Why Every Family Needs A Dog
I won’t lie to you. I am definitely one of those people who was obsessed with my pets … until the minute I brought my daughter home from the hospital. Now they serve as mostly a drain on my patience and finances. Don’t worry though, I’m sure when I enter the teenage phase of parenthood, I will go right back to being a crazy dog lady.
Even with the unwelcome crotch-diving and constant shedding, our two dogs still offer a few kid-related benefits (outside of the occasional adorable companion thing) that exceed their shortcomings.

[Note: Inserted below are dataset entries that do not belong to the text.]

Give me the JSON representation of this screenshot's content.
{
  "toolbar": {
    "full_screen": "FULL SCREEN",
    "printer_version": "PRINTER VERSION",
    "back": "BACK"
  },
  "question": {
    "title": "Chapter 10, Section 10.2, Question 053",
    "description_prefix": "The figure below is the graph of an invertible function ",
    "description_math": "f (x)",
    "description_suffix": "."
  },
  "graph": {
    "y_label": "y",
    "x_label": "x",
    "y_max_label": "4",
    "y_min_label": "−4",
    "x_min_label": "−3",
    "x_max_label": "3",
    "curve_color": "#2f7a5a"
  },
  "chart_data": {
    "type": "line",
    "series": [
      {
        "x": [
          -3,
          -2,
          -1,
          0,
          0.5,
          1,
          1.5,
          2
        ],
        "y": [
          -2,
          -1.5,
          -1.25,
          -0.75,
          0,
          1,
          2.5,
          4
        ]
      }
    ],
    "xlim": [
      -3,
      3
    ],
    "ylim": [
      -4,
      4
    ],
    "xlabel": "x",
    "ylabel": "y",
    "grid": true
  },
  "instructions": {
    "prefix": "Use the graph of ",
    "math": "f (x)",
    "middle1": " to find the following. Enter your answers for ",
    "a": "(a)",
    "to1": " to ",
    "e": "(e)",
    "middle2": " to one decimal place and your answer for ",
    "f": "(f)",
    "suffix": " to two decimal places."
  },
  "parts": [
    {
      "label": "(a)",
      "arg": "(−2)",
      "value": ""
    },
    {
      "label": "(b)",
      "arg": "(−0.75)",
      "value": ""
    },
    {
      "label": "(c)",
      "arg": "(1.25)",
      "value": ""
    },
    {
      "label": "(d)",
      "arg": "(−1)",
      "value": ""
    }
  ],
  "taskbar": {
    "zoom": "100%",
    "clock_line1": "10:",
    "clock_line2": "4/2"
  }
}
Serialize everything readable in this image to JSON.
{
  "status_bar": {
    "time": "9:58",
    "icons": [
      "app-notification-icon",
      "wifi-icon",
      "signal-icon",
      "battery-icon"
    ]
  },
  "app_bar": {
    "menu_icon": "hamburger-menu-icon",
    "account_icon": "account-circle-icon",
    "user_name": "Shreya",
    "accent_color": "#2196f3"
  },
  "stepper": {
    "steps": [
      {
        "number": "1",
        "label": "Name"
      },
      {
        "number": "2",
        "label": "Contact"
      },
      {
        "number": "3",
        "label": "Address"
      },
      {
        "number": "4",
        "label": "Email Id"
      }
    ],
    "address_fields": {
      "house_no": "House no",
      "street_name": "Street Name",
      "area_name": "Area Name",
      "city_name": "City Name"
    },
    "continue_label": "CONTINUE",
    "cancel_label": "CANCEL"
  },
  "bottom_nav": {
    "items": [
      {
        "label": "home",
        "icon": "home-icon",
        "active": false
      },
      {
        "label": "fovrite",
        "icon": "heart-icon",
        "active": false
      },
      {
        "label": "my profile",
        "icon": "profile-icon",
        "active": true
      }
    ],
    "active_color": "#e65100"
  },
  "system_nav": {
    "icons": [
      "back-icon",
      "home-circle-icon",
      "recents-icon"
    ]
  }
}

Living Vacuums: Our dinner routine goes like this: Dogs go outside. Put baby in high chair. Baby eats approximately 1/8th of what we make for her. Throws about half on the floor. Once we’ve moved on to the bath time
routine tantrum, the beasts are let back inside to lick the floor/high chair to a high gloss.
Science Class: What happens when the dog eats all the crayons? (Spoiler alert: rainbow poo.) Let’s learn if tomato sauce really does get rid of skunk smell, shall we?
Security System: Did a tree branch snap in Hutto? A mouse step on a leaf in Buda? If so, my village idiots will let everyone in a 4-mile radius know that they’ve heard the ruckus and are on high alert. A talent loved by neighbors and sleeping babies alike.
Allergies: I’m pretty sure there are studies out there saying that growing up with pets builds a stronger immune system for kiddos. You know, kind of similar to when your baby turns six months old and you shove a spoonful of peanut butter in his or her mouth every so often, dial 9-1-1 and hover your thumb over the call button? Just me? Cool.
Daily Cause and Effect Lessons: Drop your puffs, lose your puffs. Stand in the path of a 92-pound Labrador, get knocked over.
Entertainment: Look at Spot run for the ball! See how he scratches his ears! Oh, now he’s
chasing eating a bug! Maybe he WILL catch the squirrel this time! This is all brand new information!
Caregiver Status: We make the routine tasks of feeding/bathing/medicating the dogs a big deal to our daughter. We include her in the process daily. You might think this is me creating a teachable moment but it’s more of me creating a transferrable skill. The sooner she can be trusted to keep them alive, the better.